American Samoa's national team, known as the Talavalu, has not competed in a Rugby World Cup but has competed at the South Pacific Games, including winning a silver medal for rugby 15s in 1991. American Samoa fields teams in 7s competitions as well as 15s. Rugby union in American Samoa American Samoa national rugby union team American Samoa national rugby sevens team American Samoa on IRB.com American Samoa on OceaniaRugby.com
Andriy Mykolayovych Nesmachniy is a retired Russian-born Ukrainian footballer. He has spent his entire career at Dynamo Kyiv in the Ukrainian Premier League, he was a skillful, attacking left-back who could played as central defender and left midfielder. Nesmachniy played for the Ukrainian national football team and is the most capped foreign-born player for Ukraine with 67 matches. Andriy Mykolayovych Nesmachniy was born on 28 February 1979 in Bryansk, Soviet Union, he started as a graduate of the Tavriya Simferopol school. He joined Dynamo Kyiv for the 1997–98 season, he was intended for the main team, but spent the next two seasons at the reserve team Dynamo-2 Kyiv. Beginning in the 2000–01 season, Nesmachniy appeared much more on the main team, where he has stayed until 2011. Nesmachniy retired in 2011 to concentrate on his religious beliefs as he became one of Jehovah's Witnesses. Nesmachniy joined Blackburn Rovers of the English Premier League during the January 2007 transfer window. Manager Mark Hughes had confirmed his interest saying that he had "good football intelligence" and "a great international experience".

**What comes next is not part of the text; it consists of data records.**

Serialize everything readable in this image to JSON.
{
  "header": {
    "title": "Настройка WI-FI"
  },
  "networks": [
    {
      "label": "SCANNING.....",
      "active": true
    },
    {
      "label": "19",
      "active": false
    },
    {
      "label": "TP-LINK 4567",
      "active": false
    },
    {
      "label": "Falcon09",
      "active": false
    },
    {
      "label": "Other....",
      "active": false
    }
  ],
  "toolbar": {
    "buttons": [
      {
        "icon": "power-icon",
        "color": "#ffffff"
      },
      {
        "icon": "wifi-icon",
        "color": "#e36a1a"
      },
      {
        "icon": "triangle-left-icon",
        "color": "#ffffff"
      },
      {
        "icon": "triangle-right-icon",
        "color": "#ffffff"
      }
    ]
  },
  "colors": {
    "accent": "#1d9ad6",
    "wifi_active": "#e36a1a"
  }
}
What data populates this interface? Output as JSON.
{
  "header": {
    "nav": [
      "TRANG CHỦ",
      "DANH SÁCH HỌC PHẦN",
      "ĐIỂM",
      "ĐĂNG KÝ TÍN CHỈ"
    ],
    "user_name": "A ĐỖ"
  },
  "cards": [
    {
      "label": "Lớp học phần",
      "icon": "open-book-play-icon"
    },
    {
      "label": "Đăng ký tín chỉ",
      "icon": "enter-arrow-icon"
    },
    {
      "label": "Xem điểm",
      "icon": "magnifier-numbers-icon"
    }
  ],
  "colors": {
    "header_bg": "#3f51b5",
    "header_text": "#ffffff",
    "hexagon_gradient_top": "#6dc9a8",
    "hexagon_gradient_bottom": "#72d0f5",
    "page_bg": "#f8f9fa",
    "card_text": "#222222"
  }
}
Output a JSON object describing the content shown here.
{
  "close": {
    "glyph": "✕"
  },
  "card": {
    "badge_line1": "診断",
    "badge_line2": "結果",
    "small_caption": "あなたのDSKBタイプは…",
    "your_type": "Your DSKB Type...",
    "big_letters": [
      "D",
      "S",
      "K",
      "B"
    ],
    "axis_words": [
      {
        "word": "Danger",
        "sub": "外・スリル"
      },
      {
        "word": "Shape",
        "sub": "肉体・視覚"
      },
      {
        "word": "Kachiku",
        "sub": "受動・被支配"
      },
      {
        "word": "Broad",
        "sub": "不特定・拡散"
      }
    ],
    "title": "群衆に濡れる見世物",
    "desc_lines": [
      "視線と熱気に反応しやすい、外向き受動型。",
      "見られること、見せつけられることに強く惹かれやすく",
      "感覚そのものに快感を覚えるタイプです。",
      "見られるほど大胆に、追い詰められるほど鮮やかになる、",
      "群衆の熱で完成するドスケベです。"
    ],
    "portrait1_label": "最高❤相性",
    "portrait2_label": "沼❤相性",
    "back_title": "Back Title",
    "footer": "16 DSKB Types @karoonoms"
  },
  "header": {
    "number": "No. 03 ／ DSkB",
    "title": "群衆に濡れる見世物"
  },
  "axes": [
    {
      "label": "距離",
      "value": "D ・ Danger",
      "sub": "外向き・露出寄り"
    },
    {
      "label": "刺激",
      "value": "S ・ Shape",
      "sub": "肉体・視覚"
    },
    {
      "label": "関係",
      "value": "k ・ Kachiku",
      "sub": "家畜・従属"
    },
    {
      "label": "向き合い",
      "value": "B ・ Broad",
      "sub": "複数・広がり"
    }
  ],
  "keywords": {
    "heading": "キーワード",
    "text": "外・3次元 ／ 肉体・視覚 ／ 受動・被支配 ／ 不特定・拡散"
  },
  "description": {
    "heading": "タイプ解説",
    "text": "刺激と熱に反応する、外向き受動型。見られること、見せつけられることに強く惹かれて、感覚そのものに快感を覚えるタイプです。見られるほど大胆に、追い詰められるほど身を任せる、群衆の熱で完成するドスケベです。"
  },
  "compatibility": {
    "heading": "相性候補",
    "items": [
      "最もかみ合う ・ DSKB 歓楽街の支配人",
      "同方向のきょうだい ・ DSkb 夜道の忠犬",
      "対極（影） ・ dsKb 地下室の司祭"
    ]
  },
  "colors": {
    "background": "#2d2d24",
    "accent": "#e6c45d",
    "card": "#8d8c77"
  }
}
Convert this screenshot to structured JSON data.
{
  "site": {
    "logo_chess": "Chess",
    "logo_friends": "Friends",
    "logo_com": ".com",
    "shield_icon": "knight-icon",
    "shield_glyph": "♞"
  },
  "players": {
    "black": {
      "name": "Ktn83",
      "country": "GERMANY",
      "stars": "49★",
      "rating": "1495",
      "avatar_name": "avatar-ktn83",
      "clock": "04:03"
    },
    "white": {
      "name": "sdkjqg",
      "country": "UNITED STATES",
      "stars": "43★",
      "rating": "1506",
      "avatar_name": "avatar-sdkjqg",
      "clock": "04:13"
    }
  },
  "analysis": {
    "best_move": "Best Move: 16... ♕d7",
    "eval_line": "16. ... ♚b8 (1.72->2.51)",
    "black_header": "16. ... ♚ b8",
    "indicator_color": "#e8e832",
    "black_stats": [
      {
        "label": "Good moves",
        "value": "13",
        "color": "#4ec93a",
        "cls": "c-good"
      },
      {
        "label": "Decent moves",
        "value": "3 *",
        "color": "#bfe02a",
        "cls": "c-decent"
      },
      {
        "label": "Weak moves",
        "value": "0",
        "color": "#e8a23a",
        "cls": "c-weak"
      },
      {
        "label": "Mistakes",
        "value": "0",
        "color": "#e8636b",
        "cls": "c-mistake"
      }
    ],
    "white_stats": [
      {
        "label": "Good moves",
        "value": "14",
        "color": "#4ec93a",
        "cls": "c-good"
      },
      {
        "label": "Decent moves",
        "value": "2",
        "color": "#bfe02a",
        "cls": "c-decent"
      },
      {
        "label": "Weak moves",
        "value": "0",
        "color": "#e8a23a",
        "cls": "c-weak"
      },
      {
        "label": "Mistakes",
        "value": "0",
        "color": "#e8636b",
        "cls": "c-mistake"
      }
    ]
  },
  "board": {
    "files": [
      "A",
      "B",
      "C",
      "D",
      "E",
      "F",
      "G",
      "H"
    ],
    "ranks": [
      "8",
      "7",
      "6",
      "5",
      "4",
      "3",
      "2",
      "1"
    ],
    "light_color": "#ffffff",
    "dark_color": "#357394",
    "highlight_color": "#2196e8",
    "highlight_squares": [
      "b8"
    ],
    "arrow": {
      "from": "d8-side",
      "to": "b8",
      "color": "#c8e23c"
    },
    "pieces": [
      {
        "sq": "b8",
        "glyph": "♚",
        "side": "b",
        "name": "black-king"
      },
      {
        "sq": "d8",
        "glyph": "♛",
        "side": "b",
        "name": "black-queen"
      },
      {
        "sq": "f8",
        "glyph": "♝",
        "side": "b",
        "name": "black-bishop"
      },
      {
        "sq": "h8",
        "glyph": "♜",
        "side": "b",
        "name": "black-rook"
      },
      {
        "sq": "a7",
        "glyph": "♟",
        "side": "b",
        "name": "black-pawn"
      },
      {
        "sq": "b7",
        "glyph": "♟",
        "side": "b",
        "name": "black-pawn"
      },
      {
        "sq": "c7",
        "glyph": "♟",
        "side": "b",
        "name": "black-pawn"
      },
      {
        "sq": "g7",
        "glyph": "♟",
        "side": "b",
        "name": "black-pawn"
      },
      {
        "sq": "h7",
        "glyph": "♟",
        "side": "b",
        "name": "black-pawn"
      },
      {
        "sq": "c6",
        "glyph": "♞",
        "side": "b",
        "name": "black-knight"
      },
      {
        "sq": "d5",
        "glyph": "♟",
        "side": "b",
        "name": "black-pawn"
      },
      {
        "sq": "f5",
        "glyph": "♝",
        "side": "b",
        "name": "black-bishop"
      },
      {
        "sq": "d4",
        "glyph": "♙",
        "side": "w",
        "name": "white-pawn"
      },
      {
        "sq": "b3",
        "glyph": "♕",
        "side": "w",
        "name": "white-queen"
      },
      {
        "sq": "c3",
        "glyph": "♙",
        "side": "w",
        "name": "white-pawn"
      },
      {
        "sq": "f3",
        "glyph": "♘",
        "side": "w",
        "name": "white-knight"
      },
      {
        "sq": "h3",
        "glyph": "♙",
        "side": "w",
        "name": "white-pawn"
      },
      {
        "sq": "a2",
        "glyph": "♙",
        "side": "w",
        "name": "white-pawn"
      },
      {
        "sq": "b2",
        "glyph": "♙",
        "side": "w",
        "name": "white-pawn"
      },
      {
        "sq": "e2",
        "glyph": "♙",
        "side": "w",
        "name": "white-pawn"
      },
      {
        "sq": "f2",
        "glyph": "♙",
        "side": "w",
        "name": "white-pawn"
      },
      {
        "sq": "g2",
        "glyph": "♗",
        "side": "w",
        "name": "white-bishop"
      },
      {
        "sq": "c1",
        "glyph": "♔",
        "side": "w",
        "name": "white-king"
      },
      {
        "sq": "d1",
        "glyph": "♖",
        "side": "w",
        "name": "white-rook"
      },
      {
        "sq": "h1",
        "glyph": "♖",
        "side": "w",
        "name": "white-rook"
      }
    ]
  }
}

He confirmed that the defender was training with the squad in late December 2006. However, he did not make a promise. Nesmachniy in the end, did not join Blackburn. Nesmachnyi was first called up to the Ukraine national football team in 2000. Since he has been capped 63 times, his career was highlighted in 2006, when Ukraine made it to their first FIFA World Cup. Ukraine made it to the quarterfinals. During the World Cup in Germany, Nesmachnyi noticeably did not sing Ukraine's national anthem and place his hand on his heart; when asked about this in an interview, Nesmachnyi announced that "My parents and I are Jehovah's Witnesses for a long time. Our Bible-based beliefs does not allow us to idolize anyone and anything, such as a flag and an anthem, to put my hand on my heart. All glory and praise belongs to God, Jehovah."On 17 March, Nesmachnyi announced that he decided to retire from the Ukraine national football team, that he continues to have good relations with head coach Oleksiy Mykhailychenko.
He explained his decision by saying that he wants to concentrate on his club career in Dynamo as well as on his spiritual and family life. Upon retiring, Nesmachniy has played 67 games for Ukraine, the first being against Bulgaria on 26 April 2000, the last being on 10 February 2009 against Slovakia. Dynamo-2 Kyiv Ukrainian First League: 1998–99, 1999–2000Dynamo Kyiv Ukrainian Premier League: 1997–98, 1999–2000, 2000–01, 2002–03, 2003–04, 2006–07, 2008–09Ukrainian Cup: 1999–2000, 2002–2003, 2004–05, 2005–06, 2006–07Ukrainian Super Cup: 2004 According to Andriy Nesmachny, he is a Jehovah's Witness and for this reason did not hold his hand on his heart while performing the anthem of Ukraine and does not sing a hymn. "Nesmachniy" is a homonym for the Ukrainian "not tasting good". Profile on website Football Ukraine